Solar Eclipse 2018: In the early hours of August 11, a part of the Sun will appear to be covered by the Moon’s shadow. This celestial phenomenon called a partial solar eclipse, will result in the Sun being visible as a crescent or as a disk with a hollow centre. The nature and extent of this eclipse will vary from location to location, and those residing in India will be unable to see the Solar eclipse.
In addition to potentially being the most viewed eclipse, the August 11 eclipse will also be the last eclipse — lunar or solar — of 2018. Eclipses happen approximately every 173 days during what’s called an eclipse season. According to NASA, twice a year, the moon’s orbit crosses paths with the sun’s orbit for 34 days when up to three eclipses can happen.
In 2018, the first eclipse was the super blue blood moon on Jan. 31 followed by a partial solar eclipse on the Feb. 15. The Aug. 11 eclipse marks the end of this eclipse season after two previous eclipses during the month of July. You’ll have to wait until Jan. 21, 2019 for the next eclipse. It will also be a supermoon.
Partial Solar Eclipse 2018: Timings in India
As per the predicted set of events, the partial solar eclipse will be visible between 9.02am GMT and 12.32pm GMT. As per Indian time, the eclipse will take place from around 1:32pm and 5:02pm. As per the path traced by NASA’s Goddard Space Flight Centre, the August 11 partial solar eclipse is expected to play out over northern Canada, north-eastern US, Greenland, Scandinavia, most of Siberia, and some parts of central Asia.

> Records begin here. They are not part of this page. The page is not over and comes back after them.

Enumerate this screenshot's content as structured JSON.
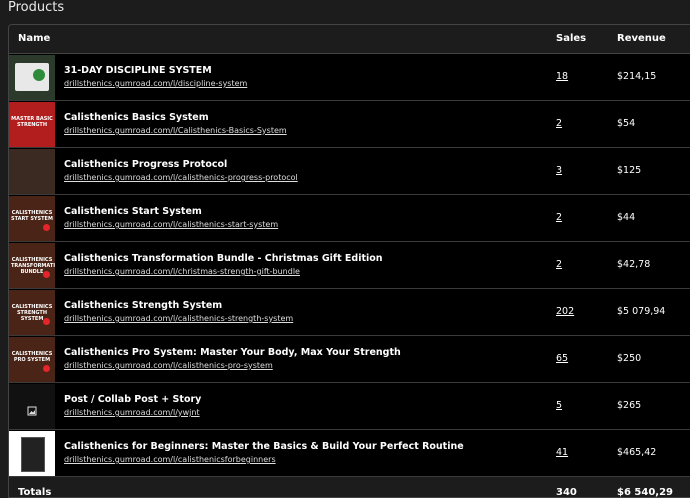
{
  "section_title": "Products",
  "columns": {
    "name": "Name",
    "sales": "Sales",
    "revenue": "Revenue"
  },
  "products": [
    {
      "name": "31-DAY DISCIPLINE SYSTEM",
      "url": "drillsthenics.gumroad.com/l/discipline-system",
      "sales": "18",
      "revenue": "$214,15",
      "thumb_text": "",
      "thumb_color": "#2b3a2a"
    },
    {
      "name": "Calisthenics Basics System",
      "url": "drillsthenics.gumroad.com/l/Calisthenics-Basics-System",
      "sales": "2",
      "revenue": "$54",
      "thumb_text": "MASTER BASIC STRENGTH",
      "thumb_color": "#b21d1d"
    },
    {
      "name": "Calisthenics Progress Protocol",
      "url": "drillsthenics.gumroad.com/l/calisthenics-progress-protocol",
      "sales": "3",
      "revenue": "$125",
      "thumb_text": "",
      "thumb_color": "#3a2a22"
    },
    {
      "name": "Calisthenics Start System",
      "url": "drillsthenics.gumroad.com/l/calisthenics-start-system",
      "sales": "2",
      "revenue": "$44",
      "thumb_text": "CALISTHENICS START SYSTEM",
      "thumb_color": "#4a2416"
    },
    {
      "name": "Calisthenics Transformation Bundle - Christmas Gift Edition",
      "url": "drillsthenics.gumroad.com/l/christmas-strength-gift-bundle",
      "sales": "2",
      "revenue": "$42,78",
      "thumb_text": "CALISTHENICS TRANSFORMATION BUNDLE",
      "thumb_color": "#4a2416"
    },
    {
      "name": "Calisthenics Strength System",
      "url": "drillsthenics.gumroad.com/l/calisthenics-strength-system",
      "sales": "202",
      "revenue": "$5 079,94",
      "thumb_text": "CALISTHENICS STRENGTH SYSTEM",
      "thumb_color": "#4a2416"
    },
    {
      "name": "Calisthenics Pro System: Master Your Body, Max Your Strength",
      "url": "drillsthenics.gumroad.com/l/calisthenics-pro-system",
      "sales": "65",
      "revenue": "$250",
      "thumb_text": "CALISTHENICS PRO SYSTEM",
      "thumb_color": "#4a2416"
    },
    {
      "name": "Post / Collab Post + Story",
      "url": "drillsthenics.gumroad.com/l/ywjnt",
      "sales": "5",
      "revenue": "$265",
      "thumb_text": "",
      "thumb_color": "#111111"
    },
    {
      "name": "Calisthenics for Beginners: Master the Basics & Build Your Perfect Routine",
      "url": "drillsthenics.gumroad.com/l/calisthenicsforbeginners",
      "sales": "41",
      "revenue": "$465,42",
      "thumb_text": "",
      "thumb_color": "#ffffff"
    }
  ],
  "totals": {
    "label": "Totals",
    "sales": "340",
    "revenue": "$6 540,29"
  }
}
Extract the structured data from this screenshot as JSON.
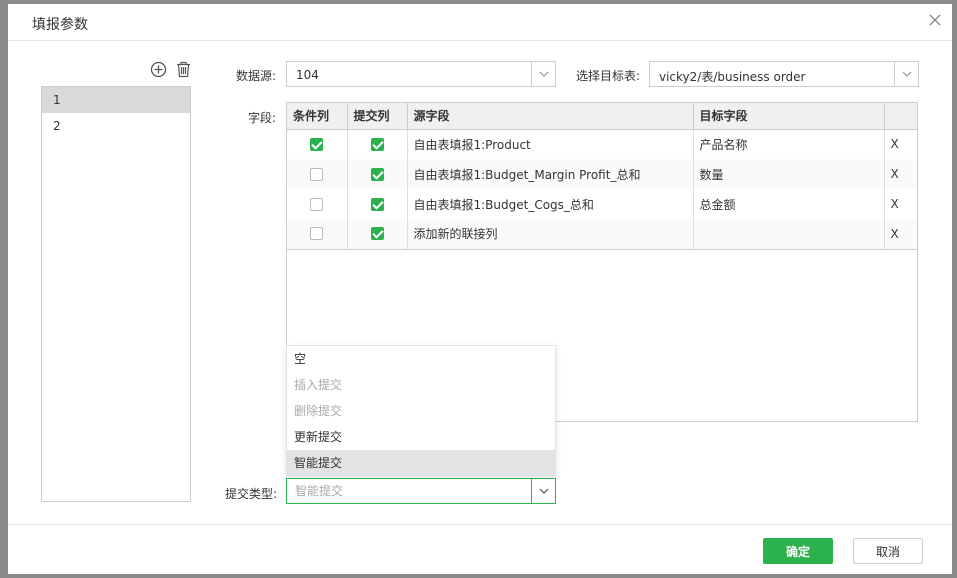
{
  "dialog": {
    "title": "填报参数",
    "close_icon": "close-icon"
  },
  "toolbar": {
    "add_icon": "plus-circle-icon",
    "delete_icon": "trash-icon"
  },
  "param_list": {
    "items": [
      {
        "label": "1",
        "selected": true
      },
      {
        "label": "2",
        "selected": false
      }
    ]
  },
  "form": {
    "datasource_label": "数据源:",
    "datasource_value": "104",
    "target_table_label": "选择目标表:",
    "target_table_value": "vicky2/表/business order",
    "fields_label": "字段:",
    "submit_type_label": "提交类型:",
    "submit_type_placeholder": "智能提交"
  },
  "grid": {
    "columns": [
      "条件列",
      "提交列",
      "源字段",
      "目标字段",
      ""
    ],
    "rows": [
      {
        "condition": true,
        "submit": true,
        "source": "自由表填报1:Product",
        "target": "产品名称",
        "action": "X"
      },
      {
        "condition": false,
        "submit": true,
        "source": "自由表填报1:Budget_Margin Profit_总和",
        "target": "数量",
        "action": "X"
      },
      {
        "condition": false,
        "submit": true,
        "source": "自由表填报1:Budget_Cogs_总和",
        "target": "总金额",
        "action": "X"
      },
      {
        "condition": false,
        "submit": true,
        "source": "添加新的联接列",
        "target": "",
        "action": "X"
      }
    ]
  },
  "dropdown": {
    "options": [
      {
        "label": "空",
        "disabled": false,
        "active": false
      },
      {
        "label": "插入提交",
        "disabled": true,
        "active": false
      },
      {
        "label": "删除提交",
        "disabled": true,
        "active": false
      },
      {
        "label": "更新提交",
        "disabled": false,
        "active": false
      },
      {
        "label": "智能提交",
        "disabled": false,
        "active": true
      }
    ]
  },
  "footer": {
    "ok_label": "确定",
    "cancel_label": "取消"
  },
  "colors": {
    "accent": "#2bb24c",
    "selected_row": "#d9d9d9",
    "border": "#cccccc"
  }
}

Given the path of the eclipse, Indian observer will be able to see the event directly. At its height, this partial solar eclipse will be visible for the longest duration around the North Pole. As per NASA, 65 per cent of the 3-hour-30-minute show could be viewed from the Earth’s nothern-most point.
How to watch
Due to the limited range of influence, the partial solar eclipse will not be live streamed by an agency or observatory. So, those who will get a glimpse of the event will be people who reside in areas over which the eclipse will play out. For any type of solar eclipse, partial or total, undue radiation of ultraviolet and infrared light will be dispersed into space. Therefore, to avoid such exposure, viewers should take precautions to wear special solar eclipse glasses, or watch the event through a pinhole camera.